Damage that is inflicted on industrial parts is costly, leads to delays, and could put plant workers at risk. However, researchers from Japan have now replicated fracture initiation in materials that share a specific physical feature and are extensively utilized throughout industrial, scientific, and domestic applications.
Image Credit: University of Tokyo
Their work revealed amazing results that might aid in preventing the damage of industrial parts.
If someone has ever been bored in a meeting and attempted to occupy themselves with a metal paperclip to pass the time, they may have observed something astounding. Even though the paperclip may initially seem flexible and reverts back to its initial shape, after a sufficient number of cycles, the paperclip, more often than not, tends to suddenly snap.
This is an instance of “fatigue,” where defects and cracks develop as an object is subjected to cyclic loading and unloading of stress. In several industrial applications, material fatigue is a prime concern, particularly for airplane or machine parts that go through several cycles of stress but for which an abrupt failure can be disastrous.
Correspondingly, getting a better comprehension of the fundamental process of material fatigue can have considerable advantages, particularly for non-crystalline materials.
At present, a group of scientists at the Institute of Industrial Science at the University of Tokyo has analyzed the physical mechanisms of low-cycle fatigue fracture with regard to amorphous solids, like plastics or glass, with the use of computer simulations.
It has been revealed that for crystalline materials, pre-existing defects and grain boundaries can start a fracture due to fatigue. Nevertheless, the equivalent mechanism in amorphous materials is not well understood.
The stress required for a fracture to occur is considered to be much smaller for cyclic stresses compared with constant stress; however, this was not what the scientists discovered.
Contrary to the common belief, we showed that the critical strain in disorder materials that corresponds with the onset of irreversible deformation is the same for both fatigue and monotonic fractures.
Yuji Kurotani, Study Co-author, University of Tokyo

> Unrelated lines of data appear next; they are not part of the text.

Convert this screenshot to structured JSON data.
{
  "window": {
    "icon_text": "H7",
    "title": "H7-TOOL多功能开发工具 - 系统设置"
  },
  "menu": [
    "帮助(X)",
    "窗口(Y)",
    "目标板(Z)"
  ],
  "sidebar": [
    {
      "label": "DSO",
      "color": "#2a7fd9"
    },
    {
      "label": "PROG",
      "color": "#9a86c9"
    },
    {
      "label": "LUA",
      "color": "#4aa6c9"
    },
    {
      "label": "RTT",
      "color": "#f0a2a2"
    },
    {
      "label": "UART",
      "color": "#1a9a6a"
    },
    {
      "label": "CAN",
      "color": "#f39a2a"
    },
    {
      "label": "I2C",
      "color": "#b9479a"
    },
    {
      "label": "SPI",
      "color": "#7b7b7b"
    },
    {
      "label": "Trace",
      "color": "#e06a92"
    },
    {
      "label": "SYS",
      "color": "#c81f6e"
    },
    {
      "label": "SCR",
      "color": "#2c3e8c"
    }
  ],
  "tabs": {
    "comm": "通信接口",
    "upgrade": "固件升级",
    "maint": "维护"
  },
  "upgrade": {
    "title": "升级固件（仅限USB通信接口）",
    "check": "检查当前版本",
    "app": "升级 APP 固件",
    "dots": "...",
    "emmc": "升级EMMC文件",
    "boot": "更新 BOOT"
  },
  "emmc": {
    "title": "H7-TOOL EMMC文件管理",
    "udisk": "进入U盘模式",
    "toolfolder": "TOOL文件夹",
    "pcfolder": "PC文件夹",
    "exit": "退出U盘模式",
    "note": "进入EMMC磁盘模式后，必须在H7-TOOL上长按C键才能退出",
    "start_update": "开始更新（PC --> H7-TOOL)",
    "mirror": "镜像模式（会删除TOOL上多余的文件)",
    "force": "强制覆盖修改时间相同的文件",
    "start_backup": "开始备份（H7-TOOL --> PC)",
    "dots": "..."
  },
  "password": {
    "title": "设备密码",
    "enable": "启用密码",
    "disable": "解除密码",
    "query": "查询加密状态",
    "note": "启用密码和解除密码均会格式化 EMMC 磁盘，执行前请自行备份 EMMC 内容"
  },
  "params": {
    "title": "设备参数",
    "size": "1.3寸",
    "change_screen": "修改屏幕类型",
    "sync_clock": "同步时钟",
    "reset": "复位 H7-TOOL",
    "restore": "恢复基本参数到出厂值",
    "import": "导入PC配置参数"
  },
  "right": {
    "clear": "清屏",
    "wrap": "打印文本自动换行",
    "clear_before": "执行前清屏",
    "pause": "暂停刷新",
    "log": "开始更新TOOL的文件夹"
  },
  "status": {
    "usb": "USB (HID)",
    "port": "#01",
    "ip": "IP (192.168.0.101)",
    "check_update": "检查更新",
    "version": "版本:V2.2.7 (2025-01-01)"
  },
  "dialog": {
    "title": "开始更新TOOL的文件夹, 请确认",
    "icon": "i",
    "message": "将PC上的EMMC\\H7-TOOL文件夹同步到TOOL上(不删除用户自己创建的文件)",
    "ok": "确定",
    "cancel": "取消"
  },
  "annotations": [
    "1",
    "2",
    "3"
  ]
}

This is because the higher density results in improved elasticity and slower dynamics for ordinary amorphous systems. This density dependence of mechanical properties combines the shear deformation with density fluctuations. The cyclic shear can then amplify density fluctuations until the sample breaks via cavitation, where voids are produced.
This situation is like a crowded train. Dynamic and elastic asymmetries with respect to density changes can lead to a link between shear deformation and density fluctuations.
Hajime Tanaka, Study Co-author, University of Tokyo
The researchers state that these outcomes need to be verified with experiments, which would also aid material scientists in better comprehending the initiation of fractures.
Kurotani, Y., and Tanaka, H., (2022) Fatigue fracture mechanism of amorphous materials from a density-based coarse-grained model. Communication Materials. doi.org/10.1038/s43246-022-00293-9.